If your kids love pirates they will enjoy describing, telling stories, matching, sequencing, and using pronouns and prepositions with the ones in this activity.
Model how to describe the picture so that another person can create a matching picture. Tell the students that they CANNOT point or say “Right there.” The goal is for them to give specific directions using clear adjectives and location words.
Select the number of pieces that would be needed to complete the task. If the task is to follow a simple direction, select only one item representing the feature (ex. a brown shovel, or a black shovel). If more than one feature is the target, select multiple examples (ex. a pirate ship with two sails and a cross bones flag). A more complex level requires the use of directionality, angle, color, and/or position. (ex. A pirate holding a sword and a bird standing in front of a rowboat with no sail).

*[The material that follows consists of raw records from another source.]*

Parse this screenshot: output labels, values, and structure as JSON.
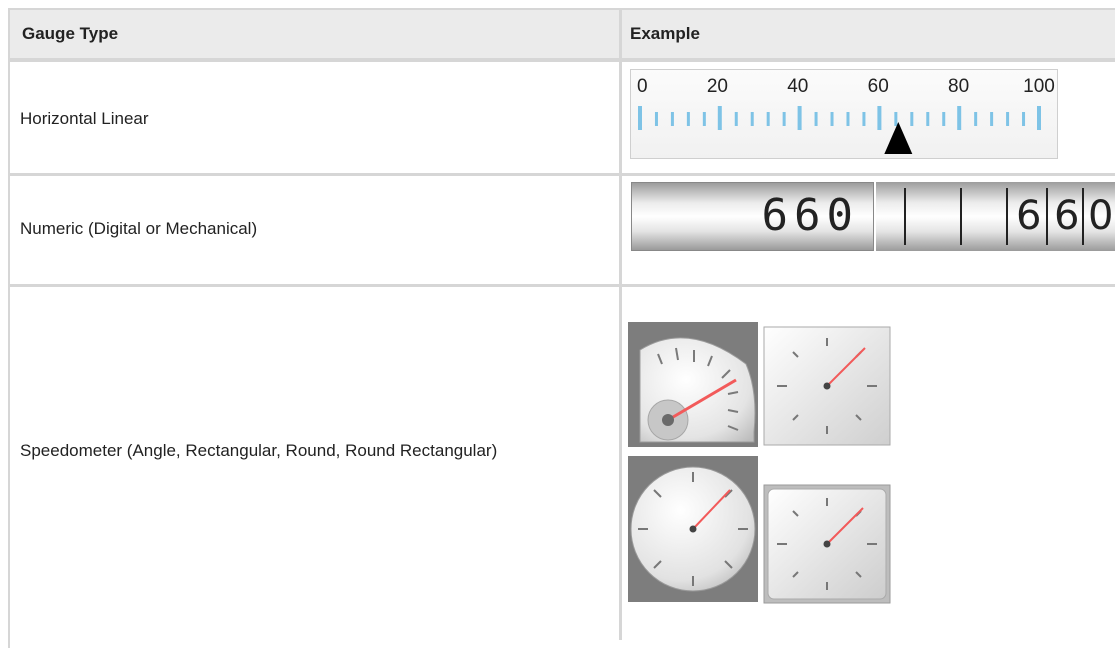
{
  "table": {
    "headers": {
      "type": "Gauge Type",
      "example": "Example"
    },
    "rows": [
      {
        "type": "Horizontal Linear"
      },
      {
        "type": "Numeric (Digital or Mechanical)"
      },
      {
        "type": "Speedometer (Angle, Rectangular, Round, Round Rectangular)"
      }
    ]
  },
  "linear_gauge": {
    "scale_labels": [
      "0",
      "20",
      "40",
      "60",
      "80",
      "100"
    ],
    "pointer_value": 65,
    "tick_color": "#7ec3e6"
  },
  "numeric_gauge": {
    "digital_value": "660",
    "mechanical_digits": [
      "6",
      "6",
      "0"
    ]
  },
  "speedometer": {
    "needle_color": "#f25a5a",
    "dials": [
      "angle",
      "rectangular",
      "round",
      "round-rectangular"
    ]
  }
}
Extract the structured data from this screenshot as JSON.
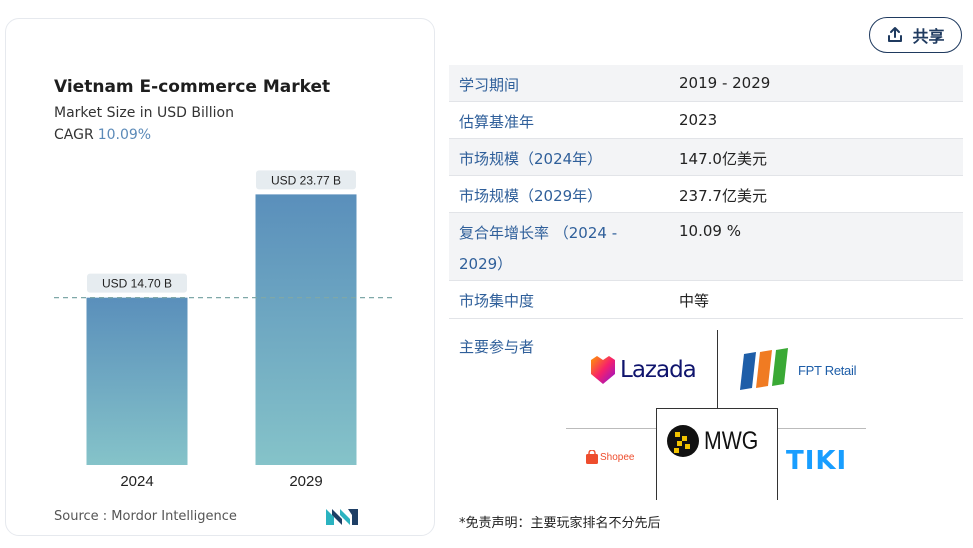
{
  "header": {
    "share_label": "共享"
  },
  "chart_data": {
    "type": "bar",
    "title": "Vietnam E-commerce Market",
    "subtitle": "Market Size in USD Billion",
    "cagr_label": "CAGR",
    "cagr_value": "10.09%",
    "categories": [
      "2024",
      "2029"
    ],
    "values": [
      14.7,
      23.77
    ],
    "data_labels": [
      "USD 14.70 B",
      "USD 23.77 B"
    ],
    "reference_line_value": 14.7,
    "ylim": [
      0,
      26
    ],
    "xlabel": "",
    "ylabel": "",
    "grid": false,
    "bar_colors": [
      "#5a8fbb",
      "#85c3c9"
    ],
    "source": "Source :  Mordor Intelligence"
  },
  "info_table": [
    {
      "label": "学习期间",
      "value": "2019 - 2029"
    },
    {
      "label": "估算基准年",
      "value": "2023"
    },
    {
      "label": "市场规模（2024年）",
      "value": "147.0亿美元"
    },
    {
      "label": "市场规模（2029年）",
      "value": "237.7亿美元"
    },
    {
      "label": "复合年增长率 （2024 -",
      "label_line2": "2029）",
      "value": "10.09 %"
    },
    {
      "label": "市场集中度",
      "value": "中等"
    }
  ],
  "players": {
    "label": "主要参与者",
    "logos": [
      "Lazada",
      "FPT Retail",
      "Shopee",
      "MWG",
      "TIKI"
    ]
  },
  "disclaimer": "*免责声明：主要玩家排名不分先后",
  "colors": {
    "accent": "#2f5f9a",
    "tiki": "#189eff",
    "lazada_text": "#0f146d",
    "fpt_blue": "#1e5ea8",
    "fpt_green": "#3aa935",
    "fpt_orange": "#f07b22",
    "shopee": "#ee4d2d"
  }
}
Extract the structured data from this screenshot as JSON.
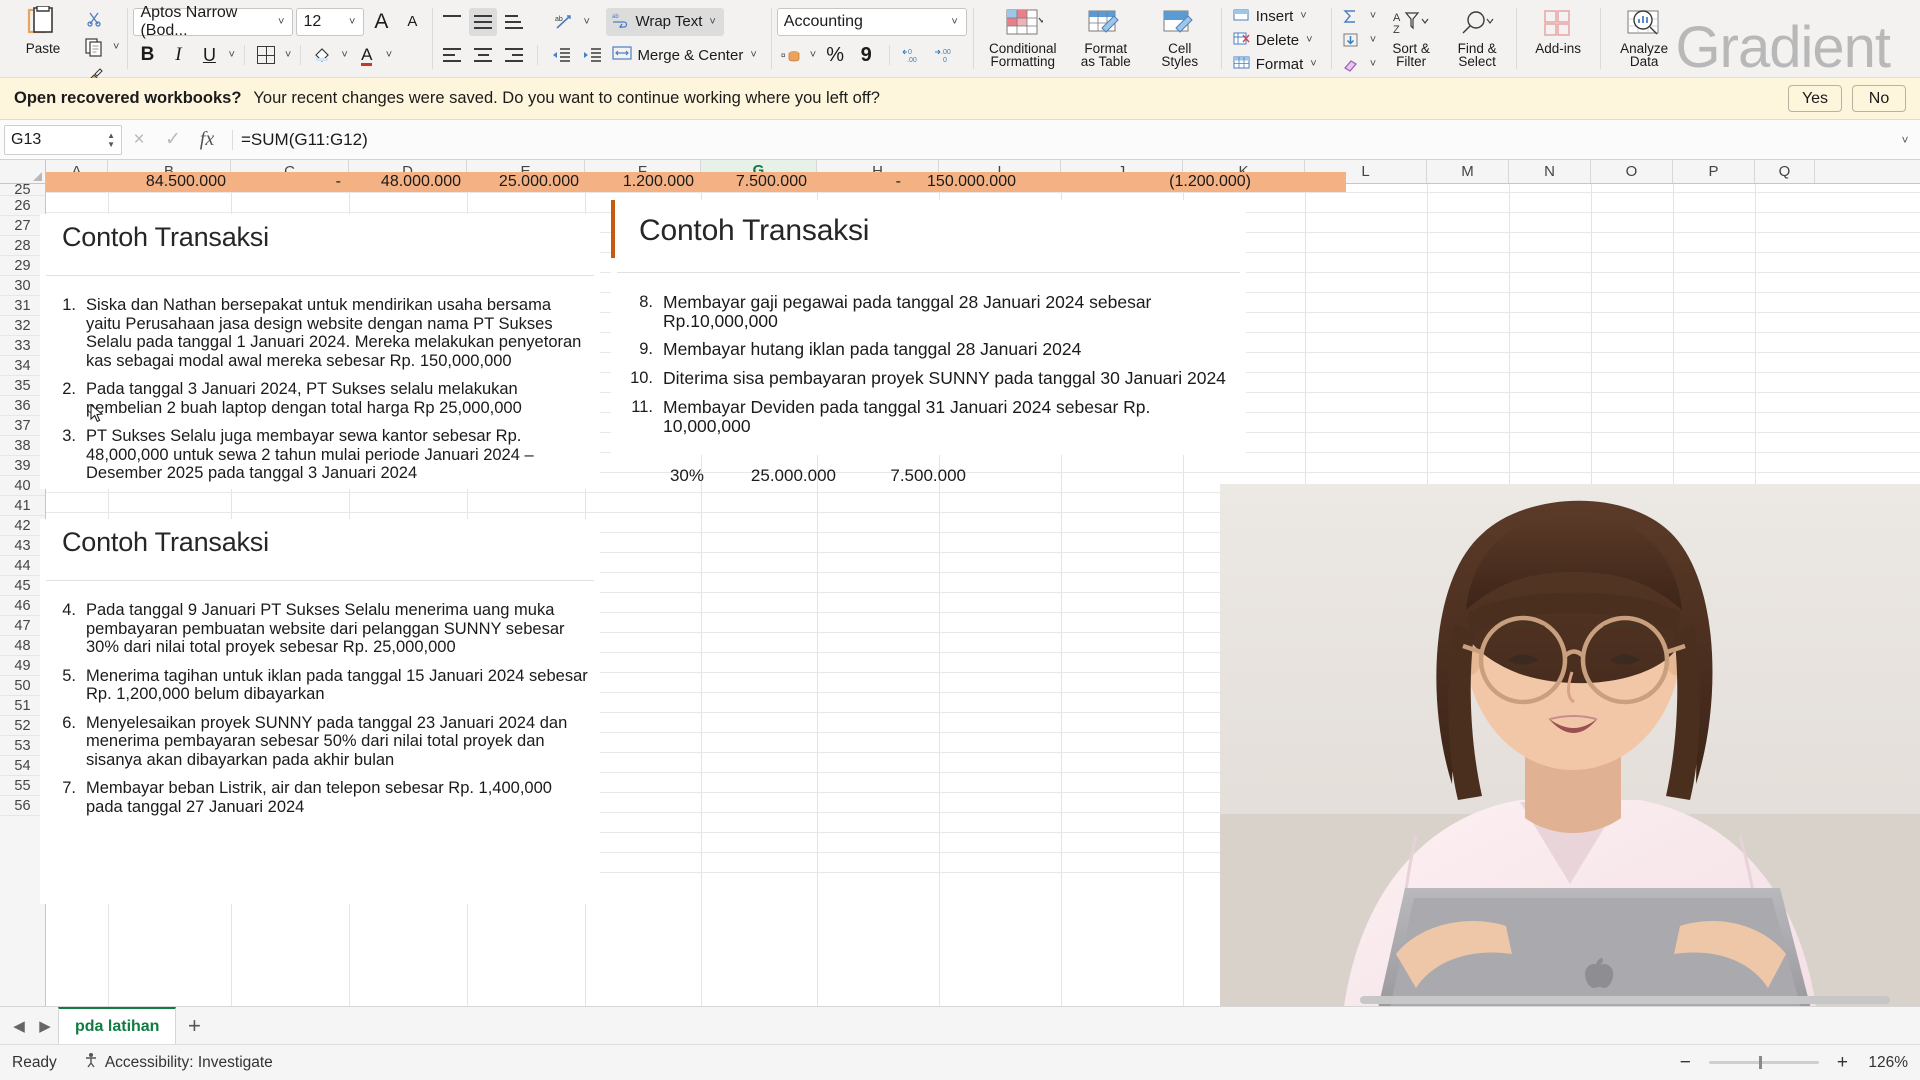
{
  "ribbon": {
    "paste_label": "Paste",
    "font_name": "Aptos Narrow (Bod...",
    "font_size": "12",
    "grow_font": "A",
    "shrink_font": "A",
    "bold": "B",
    "italic": "I",
    "underline": "U",
    "wrap_text": "Wrap Text",
    "merge_center": "Merge & Center",
    "number_format": "Accounting",
    "percent": "%",
    "comma": "9",
    "conditional_formatting_l1": "Conditional",
    "conditional_formatting_l2": "Formatting",
    "format_as_table_l1": "Format",
    "format_as_table_l2": "as Table",
    "cell_styles_l1": "Cell",
    "cell_styles_l2": "Styles",
    "insert": "Insert",
    "delete": "Delete",
    "format": "Format",
    "sort_filter_l1": "Sort &",
    "sort_filter_l2": "Filter",
    "find_select_l1": "Find &",
    "find_select_l2": "Select",
    "addins": "Add-ins",
    "analyze_data_l1": "Analyze",
    "analyze_data_l2": "Data"
  },
  "watermark": "Gradient",
  "banner": {
    "strong": "Open recovered workbooks?",
    "message": "Your recent changes were saved. Do you want to continue working where you left off?",
    "yes": "Yes",
    "no": "No"
  },
  "formula_bar": {
    "name_box": "G13",
    "cancel": "×",
    "confirm": "✓",
    "fx": "fx",
    "formula": "=SUM(G11:G12)"
  },
  "grid": {
    "columns": [
      "A",
      "B",
      "C",
      "D",
      "E",
      "F",
      "G",
      "H",
      "I",
      "J",
      "K",
      "L",
      "M",
      "N",
      "O",
      "P",
      "Q"
    ],
    "selected_column": "G",
    "rows": [
      "25",
      "26",
      "27",
      "28",
      "29",
      "30",
      "31",
      "32",
      "33",
      "34",
      "35",
      "36",
      "37",
      "38",
      "39",
      "40",
      "41",
      "42",
      "43",
      "44",
      "45",
      "46",
      "47",
      "48",
      "49",
      "50",
      "51",
      "52",
      "53",
      "54",
      "55",
      "56"
    ],
    "row25_values": [
      "84.500.000",
      "-",
      "48.000.000",
      "25.000.000",
      "1.200.000",
      "7.500.000",
      "-",
      "150.000.000",
      "(1.200.000)"
    ],
    "inline_values": [
      "30%",
      "25.000.000",
      "7.500.000"
    ]
  },
  "textboxes": [
    {
      "title": "Contoh Transaksi",
      "items": [
        {
          "num": "1.",
          "text": "Siska dan Nathan bersepakat untuk mendirikan usaha bersama yaitu Perusahaan jasa design website dengan nama PT Sukses Selalu pada tanggal 1 Januari 2024. Mereka melakukan penyetoran kas sebagai modal awal mereka sebesar Rp. 150,000,000"
        },
        {
          "num": "2.",
          "text": "Pada tanggal 3 Januari 2024, PT Sukses selalu melakukan pembelian 2 buah laptop dengan total harga Rp 25,000,000"
        },
        {
          "num": "3.",
          "text": "PT Sukses Selalu juga membayar sewa kantor sebesar Rp. 48,000,000 untuk sewa 2 tahun mulai periode Januari 2024 – Desember 2025 pada tanggal 3 Januari 2024"
        }
      ]
    },
    {
      "title": "Contoh Transaksi",
      "items": [
        {
          "num": "4.",
          "text": "Pada tanggal 9 Januari PT Sukses Selalu menerima uang muka pembayaran pembuatan website dari pelanggan SUNNY sebesar 30% dari nilai total proyek sebesar Rp. 25,000,000"
        },
        {
          "num": "5.",
          "text": "Menerima tagihan untuk iklan pada tanggal 15 Januari 2024 sebesar Rp. 1,200,000 belum dibayarkan"
        },
        {
          "num": "6.",
          "text": "Menyelesaikan proyek SUNNY pada tanggal 23 Januari 2024 dan menerima pembayaran sebesar 50% dari nilai total proyek dan sisanya akan dibayarkan pada akhir bulan"
        },
        {
          "num": "7.",
          "text": "Membayar beban Listrik, air dan telepon sebesar Rp. 1,400,000 pada tanggal 27 Januari 2024"
        }
      ]
    },
    {
      "title": "Contoh Transaksi",
      "items": [
        {
          "num": "8.",
          "text": "Membayar gaji pegawai pada tanggal 28 Januari 2024 sebesar Rp.10,000,000"
        },
        {
          "num": "9.",
          "text": "Membayar hutang iklan pada tanggal 28 Januari 2024"
        },
        {
          "num": "10.",
          "text": "Diterima sisa pembayaran proyek SUNNY pada tanggal 30 Januari 2024"
        },
        {
          "num": "11.",
          "text": "Membayar Deviden pada tanggal 31 Januari 2024 sebesar Rp. 10,000,000"
        }
      ]
    }
  ],
  "sheet": {
    "prev": "◀",
    "next": "▶",
    "tab_name": "pda latihan",
    "add": "+"
  },
  "status": {
    "ready": "Ready",
    "accessibility": "Accessibility: Investigate",
    "zoom_out": "−",
    "zoom_in": "+",
    "zoom": "126%"
  },
  "colors": {
    "accent_green": "#107c41",
    "banner_bg": "#fdf6dd",
    "row25_fill": "#f4b183",
    "textbox_accent": "#c55a11"
  }
}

One student takes a completed scene card and describes or gives the directions one at a time to the other student on how to make a matching picture. The other student has the mat and the pieces needed to complete the picture. If the directions are not clear to the listener, s/he can ask for clarification, such as “Does the sun go on the left or the right?”
Pirates Barrier Game

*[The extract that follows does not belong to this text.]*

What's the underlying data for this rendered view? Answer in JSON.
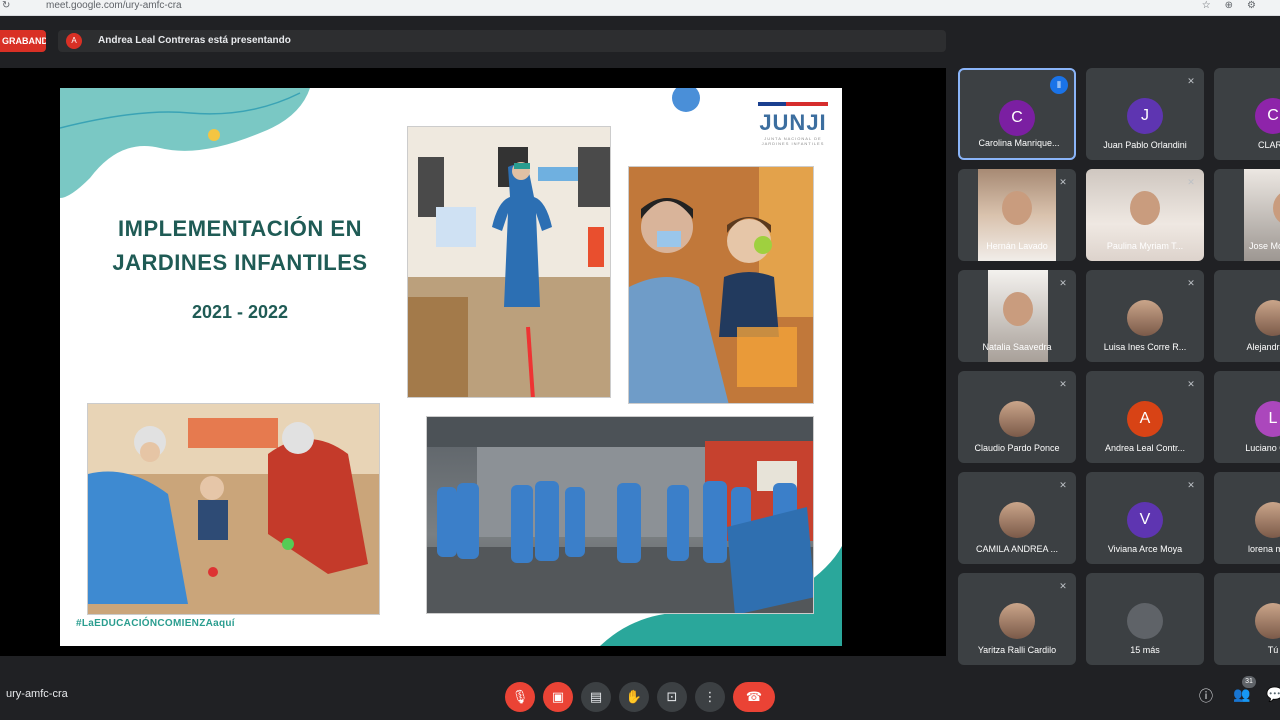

by Kathy Grover
is licensed under a Creative Commons Attribution-NonCommercial-NoDerivs 3.0 Unported License